WHAT YOU WILL DO → The answer must consist of every line below that holds the word "JSON".

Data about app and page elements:
___

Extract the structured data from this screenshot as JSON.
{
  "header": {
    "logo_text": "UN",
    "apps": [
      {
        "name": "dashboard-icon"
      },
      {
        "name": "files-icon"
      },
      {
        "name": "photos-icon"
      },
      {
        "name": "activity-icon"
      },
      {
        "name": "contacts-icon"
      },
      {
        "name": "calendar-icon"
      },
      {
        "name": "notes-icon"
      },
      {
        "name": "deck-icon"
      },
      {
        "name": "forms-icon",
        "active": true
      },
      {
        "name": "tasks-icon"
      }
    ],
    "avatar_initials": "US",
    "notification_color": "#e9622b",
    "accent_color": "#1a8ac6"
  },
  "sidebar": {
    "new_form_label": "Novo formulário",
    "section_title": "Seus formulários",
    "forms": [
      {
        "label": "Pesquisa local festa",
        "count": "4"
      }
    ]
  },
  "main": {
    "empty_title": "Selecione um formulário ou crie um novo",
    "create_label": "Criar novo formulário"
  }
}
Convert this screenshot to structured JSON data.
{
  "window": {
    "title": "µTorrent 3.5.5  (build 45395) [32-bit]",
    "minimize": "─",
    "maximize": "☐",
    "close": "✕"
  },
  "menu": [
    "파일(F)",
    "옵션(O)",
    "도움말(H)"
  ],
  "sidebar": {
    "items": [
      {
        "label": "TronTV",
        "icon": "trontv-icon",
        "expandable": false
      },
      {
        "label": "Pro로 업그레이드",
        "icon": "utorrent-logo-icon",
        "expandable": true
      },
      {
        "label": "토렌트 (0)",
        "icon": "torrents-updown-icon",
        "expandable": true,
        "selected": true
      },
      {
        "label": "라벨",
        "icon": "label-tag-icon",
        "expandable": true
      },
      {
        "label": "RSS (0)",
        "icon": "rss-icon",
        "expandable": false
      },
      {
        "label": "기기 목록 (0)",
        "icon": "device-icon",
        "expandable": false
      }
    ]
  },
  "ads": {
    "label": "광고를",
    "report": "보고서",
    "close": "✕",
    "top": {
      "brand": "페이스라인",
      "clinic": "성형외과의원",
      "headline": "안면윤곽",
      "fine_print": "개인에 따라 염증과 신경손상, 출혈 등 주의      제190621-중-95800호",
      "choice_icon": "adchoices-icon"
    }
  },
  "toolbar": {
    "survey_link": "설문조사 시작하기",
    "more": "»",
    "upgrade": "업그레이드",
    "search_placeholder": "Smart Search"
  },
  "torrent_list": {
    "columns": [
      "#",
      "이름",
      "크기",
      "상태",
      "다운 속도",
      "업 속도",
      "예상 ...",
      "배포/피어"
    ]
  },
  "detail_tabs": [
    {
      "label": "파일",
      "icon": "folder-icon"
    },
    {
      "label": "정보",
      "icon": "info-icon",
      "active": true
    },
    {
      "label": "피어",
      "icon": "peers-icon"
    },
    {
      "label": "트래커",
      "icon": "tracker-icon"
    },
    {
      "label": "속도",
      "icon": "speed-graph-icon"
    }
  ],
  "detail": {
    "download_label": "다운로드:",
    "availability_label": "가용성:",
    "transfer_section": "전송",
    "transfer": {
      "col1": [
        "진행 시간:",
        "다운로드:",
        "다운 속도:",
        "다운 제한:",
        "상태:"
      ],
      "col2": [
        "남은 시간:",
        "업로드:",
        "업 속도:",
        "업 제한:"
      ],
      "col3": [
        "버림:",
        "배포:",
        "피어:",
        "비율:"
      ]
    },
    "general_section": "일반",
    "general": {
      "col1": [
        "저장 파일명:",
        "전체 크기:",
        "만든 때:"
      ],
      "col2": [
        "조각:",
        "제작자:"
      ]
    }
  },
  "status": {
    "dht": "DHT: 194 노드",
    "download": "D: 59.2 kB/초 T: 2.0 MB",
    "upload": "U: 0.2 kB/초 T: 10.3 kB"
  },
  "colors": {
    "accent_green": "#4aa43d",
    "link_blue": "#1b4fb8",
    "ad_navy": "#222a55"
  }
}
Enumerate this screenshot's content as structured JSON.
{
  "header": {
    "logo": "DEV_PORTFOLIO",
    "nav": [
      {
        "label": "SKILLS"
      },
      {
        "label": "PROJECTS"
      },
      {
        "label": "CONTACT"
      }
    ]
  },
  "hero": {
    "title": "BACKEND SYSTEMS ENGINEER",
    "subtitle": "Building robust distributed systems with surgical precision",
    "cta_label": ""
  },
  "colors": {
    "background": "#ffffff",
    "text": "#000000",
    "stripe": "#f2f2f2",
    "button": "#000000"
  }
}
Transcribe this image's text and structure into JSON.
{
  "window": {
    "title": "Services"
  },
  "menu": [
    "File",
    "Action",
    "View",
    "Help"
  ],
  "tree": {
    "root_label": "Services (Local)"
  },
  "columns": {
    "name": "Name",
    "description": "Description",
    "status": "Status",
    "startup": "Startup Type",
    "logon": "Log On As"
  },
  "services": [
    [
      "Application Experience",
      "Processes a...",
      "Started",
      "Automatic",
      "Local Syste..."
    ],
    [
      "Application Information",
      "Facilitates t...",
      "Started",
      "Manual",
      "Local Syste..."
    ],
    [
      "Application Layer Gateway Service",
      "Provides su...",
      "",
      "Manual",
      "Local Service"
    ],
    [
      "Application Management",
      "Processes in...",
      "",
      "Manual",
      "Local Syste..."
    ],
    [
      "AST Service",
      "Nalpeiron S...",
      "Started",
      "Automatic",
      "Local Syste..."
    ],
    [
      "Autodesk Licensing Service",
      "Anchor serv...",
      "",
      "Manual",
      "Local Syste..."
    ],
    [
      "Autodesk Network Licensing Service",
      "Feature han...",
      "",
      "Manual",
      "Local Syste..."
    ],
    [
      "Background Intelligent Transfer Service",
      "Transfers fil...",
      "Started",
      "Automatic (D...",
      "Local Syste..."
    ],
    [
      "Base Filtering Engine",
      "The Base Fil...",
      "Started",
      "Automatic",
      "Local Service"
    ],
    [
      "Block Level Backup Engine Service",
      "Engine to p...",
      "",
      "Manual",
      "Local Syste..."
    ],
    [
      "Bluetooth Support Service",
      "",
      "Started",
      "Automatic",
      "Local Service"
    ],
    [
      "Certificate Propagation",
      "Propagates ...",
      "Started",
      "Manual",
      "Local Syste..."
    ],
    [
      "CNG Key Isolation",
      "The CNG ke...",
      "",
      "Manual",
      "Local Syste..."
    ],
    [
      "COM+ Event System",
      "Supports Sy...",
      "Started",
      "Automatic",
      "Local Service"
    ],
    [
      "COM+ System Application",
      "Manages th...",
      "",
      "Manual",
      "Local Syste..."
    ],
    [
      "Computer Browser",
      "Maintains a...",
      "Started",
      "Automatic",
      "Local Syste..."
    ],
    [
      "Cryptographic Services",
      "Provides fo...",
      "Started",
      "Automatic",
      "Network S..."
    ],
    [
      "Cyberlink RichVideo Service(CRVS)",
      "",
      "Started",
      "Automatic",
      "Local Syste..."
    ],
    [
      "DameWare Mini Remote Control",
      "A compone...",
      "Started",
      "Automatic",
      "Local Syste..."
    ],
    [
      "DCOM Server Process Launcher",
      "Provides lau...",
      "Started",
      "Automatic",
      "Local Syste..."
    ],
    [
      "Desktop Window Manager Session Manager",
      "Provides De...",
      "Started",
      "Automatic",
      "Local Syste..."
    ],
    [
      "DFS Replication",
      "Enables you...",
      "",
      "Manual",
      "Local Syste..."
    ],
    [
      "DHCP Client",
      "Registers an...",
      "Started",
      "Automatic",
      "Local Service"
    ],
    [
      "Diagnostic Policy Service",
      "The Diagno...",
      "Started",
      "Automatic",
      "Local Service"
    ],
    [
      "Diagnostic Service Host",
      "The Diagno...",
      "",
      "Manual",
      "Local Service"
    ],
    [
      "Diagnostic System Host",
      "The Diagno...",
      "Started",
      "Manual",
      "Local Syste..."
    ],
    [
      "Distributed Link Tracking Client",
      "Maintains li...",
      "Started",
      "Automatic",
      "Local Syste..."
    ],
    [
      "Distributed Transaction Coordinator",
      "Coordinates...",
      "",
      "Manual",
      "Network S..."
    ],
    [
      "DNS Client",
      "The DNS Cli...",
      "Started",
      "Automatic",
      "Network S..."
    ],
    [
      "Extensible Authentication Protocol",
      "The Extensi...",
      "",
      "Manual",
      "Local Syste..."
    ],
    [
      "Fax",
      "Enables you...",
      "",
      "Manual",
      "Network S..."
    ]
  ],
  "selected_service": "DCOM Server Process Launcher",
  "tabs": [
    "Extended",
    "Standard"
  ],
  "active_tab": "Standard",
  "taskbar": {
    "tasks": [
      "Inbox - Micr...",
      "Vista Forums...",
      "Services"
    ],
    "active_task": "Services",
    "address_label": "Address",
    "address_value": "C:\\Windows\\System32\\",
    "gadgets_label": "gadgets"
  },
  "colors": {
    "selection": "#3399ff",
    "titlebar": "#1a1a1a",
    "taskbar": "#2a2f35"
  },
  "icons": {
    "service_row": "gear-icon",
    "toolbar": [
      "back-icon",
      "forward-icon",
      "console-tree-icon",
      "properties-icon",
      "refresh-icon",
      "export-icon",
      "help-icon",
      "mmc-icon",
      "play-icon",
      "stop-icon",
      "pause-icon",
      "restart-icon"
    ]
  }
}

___

THE ANSWER →
Extract the structured data from this screenshot as JSON.
Convert this screenshot to structured JSON data.
Enumerate this screenshot's content as structured JSON.
Transcribe this image's text and structure into JSON.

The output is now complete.